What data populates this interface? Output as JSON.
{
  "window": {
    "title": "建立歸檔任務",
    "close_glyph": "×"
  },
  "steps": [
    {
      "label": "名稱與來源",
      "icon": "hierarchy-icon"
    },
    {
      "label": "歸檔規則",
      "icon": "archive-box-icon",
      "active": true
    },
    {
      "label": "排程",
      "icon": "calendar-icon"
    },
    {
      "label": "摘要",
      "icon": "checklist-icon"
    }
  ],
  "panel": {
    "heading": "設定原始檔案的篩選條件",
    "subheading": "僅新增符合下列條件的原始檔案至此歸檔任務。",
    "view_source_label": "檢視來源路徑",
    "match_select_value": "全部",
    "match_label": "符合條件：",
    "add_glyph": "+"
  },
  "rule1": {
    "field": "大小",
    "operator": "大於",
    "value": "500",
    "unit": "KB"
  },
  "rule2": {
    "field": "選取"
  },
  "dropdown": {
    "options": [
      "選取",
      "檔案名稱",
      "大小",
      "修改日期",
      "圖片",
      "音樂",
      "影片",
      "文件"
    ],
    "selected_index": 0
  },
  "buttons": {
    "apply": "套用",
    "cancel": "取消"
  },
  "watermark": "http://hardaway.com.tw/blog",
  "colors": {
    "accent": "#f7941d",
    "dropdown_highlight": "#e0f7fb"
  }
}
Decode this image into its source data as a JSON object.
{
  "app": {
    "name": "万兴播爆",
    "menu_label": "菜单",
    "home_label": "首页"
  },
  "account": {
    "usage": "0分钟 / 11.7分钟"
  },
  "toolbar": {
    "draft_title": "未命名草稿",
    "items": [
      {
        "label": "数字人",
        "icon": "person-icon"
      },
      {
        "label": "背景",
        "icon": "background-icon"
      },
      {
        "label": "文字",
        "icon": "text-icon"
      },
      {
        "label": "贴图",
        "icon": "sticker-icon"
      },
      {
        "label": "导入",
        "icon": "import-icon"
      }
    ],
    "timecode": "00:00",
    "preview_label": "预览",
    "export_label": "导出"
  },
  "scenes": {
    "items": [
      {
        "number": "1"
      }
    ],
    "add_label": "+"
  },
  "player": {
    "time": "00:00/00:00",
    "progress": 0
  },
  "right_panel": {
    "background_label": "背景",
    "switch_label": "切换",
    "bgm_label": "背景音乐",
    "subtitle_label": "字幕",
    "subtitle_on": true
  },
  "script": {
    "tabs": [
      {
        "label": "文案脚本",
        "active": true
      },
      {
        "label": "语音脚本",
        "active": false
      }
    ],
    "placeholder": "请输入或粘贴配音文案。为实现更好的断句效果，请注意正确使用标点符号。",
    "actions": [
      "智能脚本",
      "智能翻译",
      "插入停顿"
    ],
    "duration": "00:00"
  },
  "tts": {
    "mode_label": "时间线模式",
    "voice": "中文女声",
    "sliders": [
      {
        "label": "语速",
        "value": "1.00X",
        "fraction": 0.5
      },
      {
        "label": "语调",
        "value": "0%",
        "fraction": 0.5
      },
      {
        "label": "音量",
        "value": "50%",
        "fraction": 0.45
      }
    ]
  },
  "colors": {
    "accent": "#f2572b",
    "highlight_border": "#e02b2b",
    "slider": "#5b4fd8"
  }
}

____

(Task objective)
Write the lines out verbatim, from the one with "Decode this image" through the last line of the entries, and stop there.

(Response to the exercise)
Decode this image into its source data as a JSON object.
{
  "app": {
    "name": "万兴播爆",
    "menu_label": "菜单",
    "home_label": "首页"
  },
  "account": {
    "usage": "0分钟 / 11.7分钟"
  },
  "toolbar": {
    "draft_title": "未命名草稿",
    "items": [
      {
        "label": "数字人",
        "icon": "person-icon"
      },
      {
        "label": "背景",
        "icon": "background-icon"
      },
      {
        "label": "文字",
        "icon": "text-icon"
      },
      {
        "label": "贴图",
        "icon": "sticker-icon"
      },
      {
        "label": "导入",
        "icon": "import-icon"
      }
    ],
    "timecode": "00:00",
    "preview_label": "预览",
    "export_label": "导出"
  },
  "scenes": {
    "items": [
      {
        "number": "1"
      }
    ],
    "add_label": "+"
  },
  "player": {
    "time": "00:00/00:00",
    "progress": 0
  },
  "right_panel": {
    "background_label": "背景",
    "switch_label": "切换",
    "bgm_label": "背景音乐",
    "subtitle_label": "字幕",
    "subtitle_on": true
  },
  "script": {
    "tabs": [
      {
        "label": "文案脚本",
        "active": true
      },
      {
        "label": "语音脚本",
        "active": false
      }
    ],
    "placeholder": "请输入或粘贴配音文案。为实现更好的断句效果，请注意正确使用标点符号。",
    "actions": [
      "智能脚本",
      "智能翻译",
      "插入停顿"
    ],
    "duration": "00:00"
  },
  "tts": {
    "mode_label": "时间线模式",
    "voice": "中文女声",
    "sliders": [
      {
        "label": "语速",
        "value": "1.00X",
        "fraction": 0.5
      },
      {
        "label": "语调",
        "value": "0%",
        "fraction": 0.5
      },
      {
        "label": "音量",
        "value": "50%",
        "fraction": 0.45
      }
    ]
  },
  "colors": {
    "accent": "#f2572b",
    "highlight_border": "#e02b2b",
    "slider": "#5b4fd8"
  }
}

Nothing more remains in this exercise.